Built in 1930 with a gift from John D.
Rockefeller, Jr., "I House" is both an international program center
and a residence for 580 students and scholars-about half from the U.S. and
half from abroad. It is founded on the idea that friendships can transcend
nationality, race, and religion.
Located at the southeast corner of campus on Piedmont Avenue in "fraternity
row," its domed tower and elegant interior have long been campus landmarks.
Residents are about 70 percent graduate students and scholars and 30
percent juniors and seniors, with seniors getting first dibs. Graduate students
get single rooms, undergraduates double.
Cost for (double) room and board this year ranges from $5,518 to $6,396,
which includes room only during winter break. There is generally a waiting
list for fall semester, so undergraduates are encouraged to apply for I
House residency in May or June.
A big attraction of living at I House is the dining room, with its American
and international buffets prepared by a professional staff. National and
international holidays are often celebrated with special menus. Here one
can find students from countries separated by hostile governments sitting
together for the first time at a dinner table half way across the world.
I House is where Jerry Brown met Rose Bird; where Michael Blumenthal,
Treasury Secretary under Jimmy Carter, washed dishes with Zulfikar Ali Bhutto,
former prime minister of Pakistan; where Pete Wilson pored over his law
books; and where John Kenneth Galbraith says he experienced an "intensity
of discussion beyond any I've known since, in 60 years of public life."
Open 365 days a year, I House facilities include a game room, library,
computer room, meeting rooms, auditorium, and cafe.
It can be the ideal living environment for those interested in an international
career, for those about to study abroad (see p. 4), and for students returning
from study abroad who want to maintain foreign ties while reconnecting with
their home culture.
An international crossroads for the entire campus community, I House
events include nationality nights (performances, food, arts and crafts),
cross-cultural discussions, coffee hours, dances, aerobics, films and slide
shows, language tables, and trips. There, everything from lunch to laundry
can be a culturally broadening experience.
"I House is like a mini-U.N., but better," says an American

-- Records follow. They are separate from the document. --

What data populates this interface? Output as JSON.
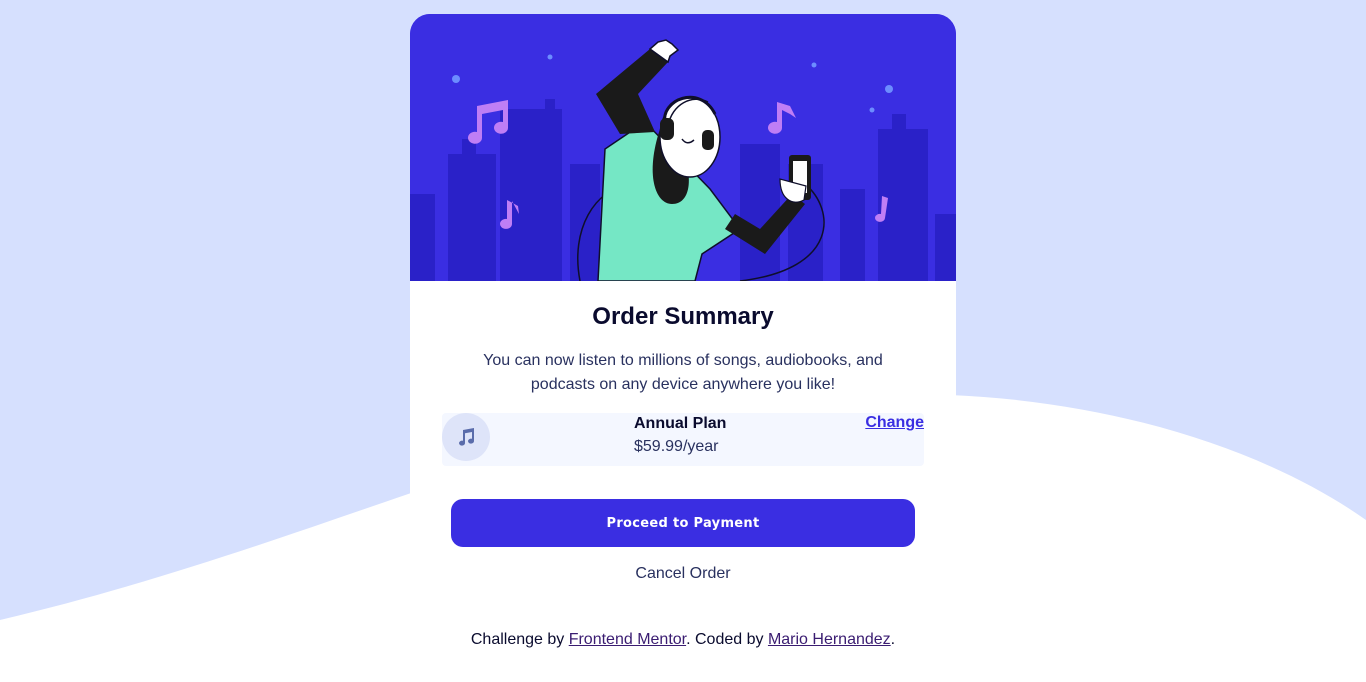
{
  "card": {
    "title": "Order Summary",
    "description": "You can now listen to millions of songs, audiobooks, and podcasts on any device anywhere you like!",
    "plan": {
      "icon": "music-note-icon",
      "name": "Annual Plan",
      "price": "$59.99/year",
      "change_label": "Change"
    },
    "pay_label": "Proceed to Payment",
    "cancel_label": "Cancel Order"
  },
  "attribution": {
    "prefix": "Challenge by ",
    "link1": "Frontend Mentor",
    "middle": ". Coded by ",
    "link2": "Mario Hernandez",
    "suffix": "."
  },
  "colors": {
    "background": "#d6e0fe",
    "accent": "#3a2ee2",
    "hero_bg": "#3a2ee2",
    "plan_bg": "#f4f7ff",
    "text_dark": "#0a0b2e",
    "text_muted": "#29315f"
  }
}
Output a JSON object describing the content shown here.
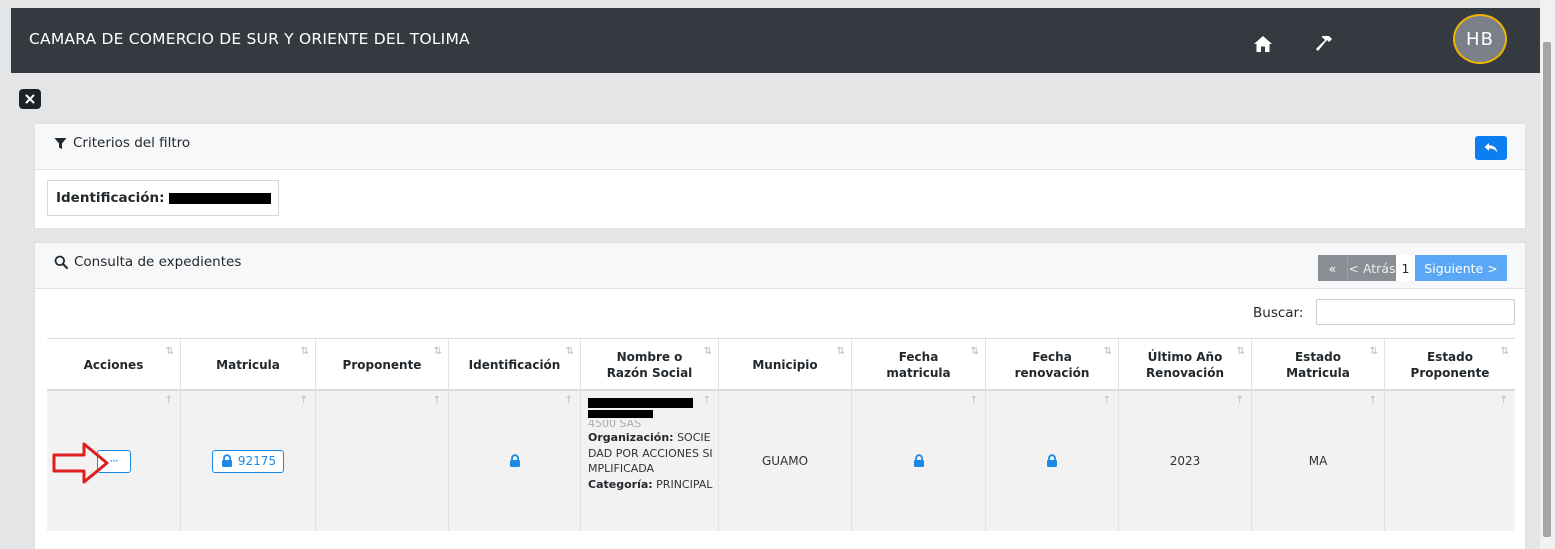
{
  "header": {
    "brand": "CAMARA DE COMERCIO DE SUR Y ORIENTE DEL TOLIMA",
    "avatar_initials": "HB",
    "icons": [
      "home-icon",
      "hammer-icon"
    ]
  },
  "filter_card": {
    "title": "Criterios del filtro",
    "title_icon": "filter-icon",
    "back_icon": "reply-icon",
    "criteria_label": "Identificación:"
  },
  "results_card": {
    "title": "Consulta de expedientes",
    "title_icon": "search-icon",
    "pager": {
      "first": "«",
      "prev": "< Atrás",
      "current": "1",
      "next": "Siguiente >"
    },
    "search_label": "Buscar:",
    "search_value": "",
    "columns": [
      "Acciones",
      "Matricula",
      "Proponente",
      "Identificación",
      "Nombre o Razón Social",
      "Municipio",
      "Fecha matricula",
      "Fecha renovación",
      "Último Año Renovación",
      "Estado Matricula",
      "Estado Proponente"
    ],
    "row": {
      "action_label": "···",
      "matricula": "92175",
      "proponente": "",
      "name_partial": "4500 SAS",
      "org_label": "Organización:",
      "org_value": "SOCIEDAD POR ACCIONES SIMPLIFICADA",
      "cat_label": "Categoría:",
      "cat_value": "PRINCIPAL",
      "municipio": "GUAMO",
      "ultimo_anio": "2023",
      "estado_matricula": "MA",
      "estado_proponente": ""
    }
  },
  "colors": {
    "topbar": "#343a40",
    "primary": "#1a8ae6",
    "annotation": "#e01e1e"
  }
}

resident. "The students do what their leaders can't. If we put all
our world leaders in a place like this, a lot of important problems would
For more information: (510) 642-9470.